If you’re thinking you should just save money and skip on car insurance, know that you may not have a choice in the matter. Canada requires all car owners to have insurance on their vehicles.
There are multiple types of car insurance available, and the first step to buying one is to choose which one can provide you with the coverage that you need. Here are the most common options:
It may seem convenient to get your car insurance at the same dealership from where you’re buying your car, but this is usually not a very cost-effective option. Dealerships will most likely only be working with select insurance providers, which limits your options. It’s best to check out rates from various car insurance companies and then obtain your policy directly from them for a better deal.
Once you’re ready to buy car insurance, you’ll need to gather some personal information about yourself and any other drivers that will be listed on your plan. These include:
Car insurance is typically more expensive if you’re a first-time car owner or a new driver. This is because you’re more of a risk in the eyes of insurance providers because they have little information about how you’ll do on the road. You’re also more likely to file a car insurance claim than an experienced driver might be.
First-time car owners, particularly those who have newer vehicles, will also get higher premiums because newer cars are usually more expensive to fix than older ones. Other factors that can affect the price of your car insurance include your age, marital status, postal code, and credit score, among others.
Disclaimer: MoneyMagpie is not a licensed financial advisor and therefore information found here including opinions, commentary, suggestions or strategies are for informational, entertainment or educational purposes only.
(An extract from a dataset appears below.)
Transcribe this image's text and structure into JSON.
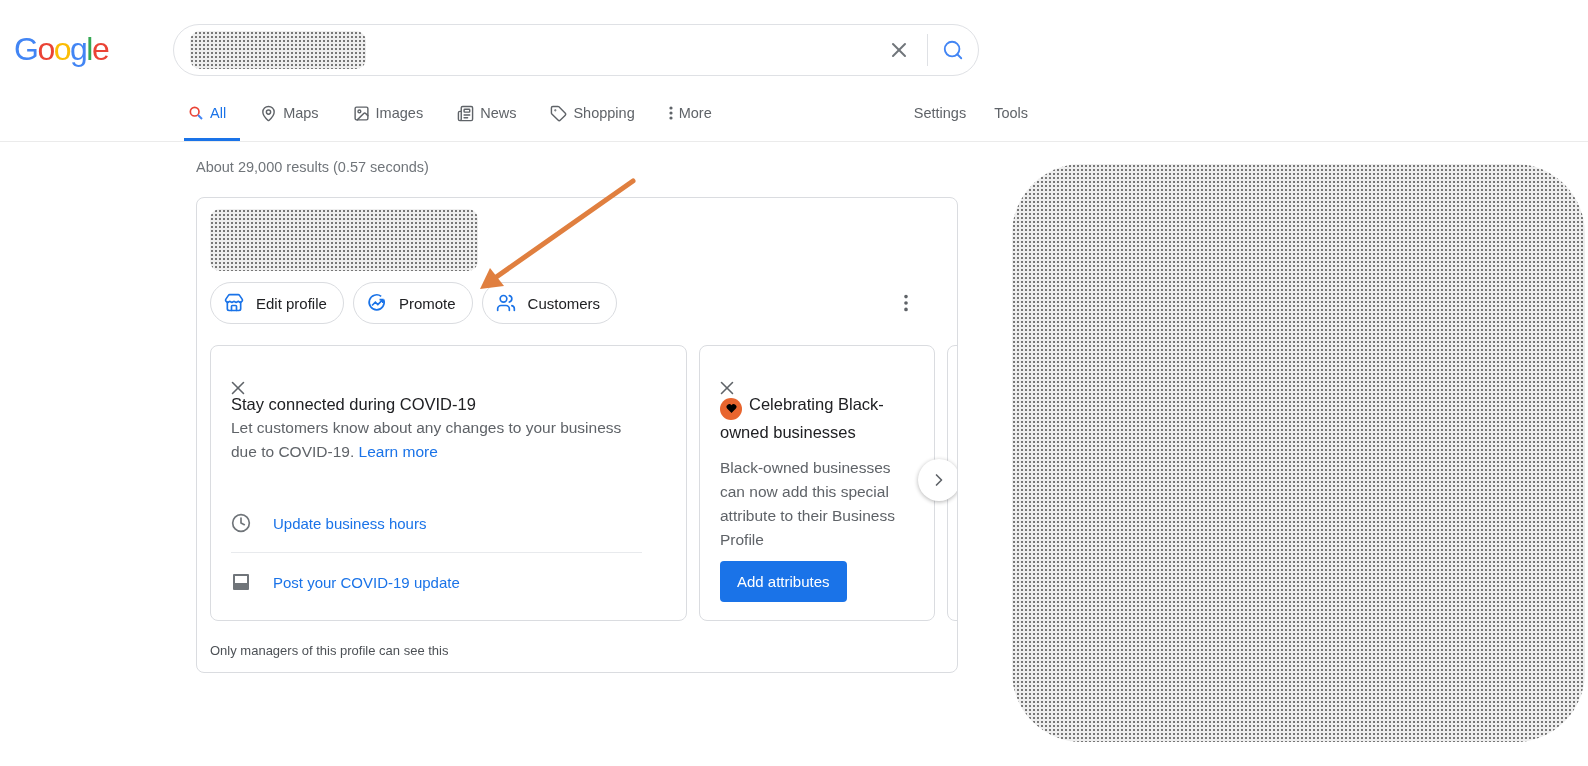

This should not be considered as financial advice. Anyone thinking of investing should conduct their own due diligence.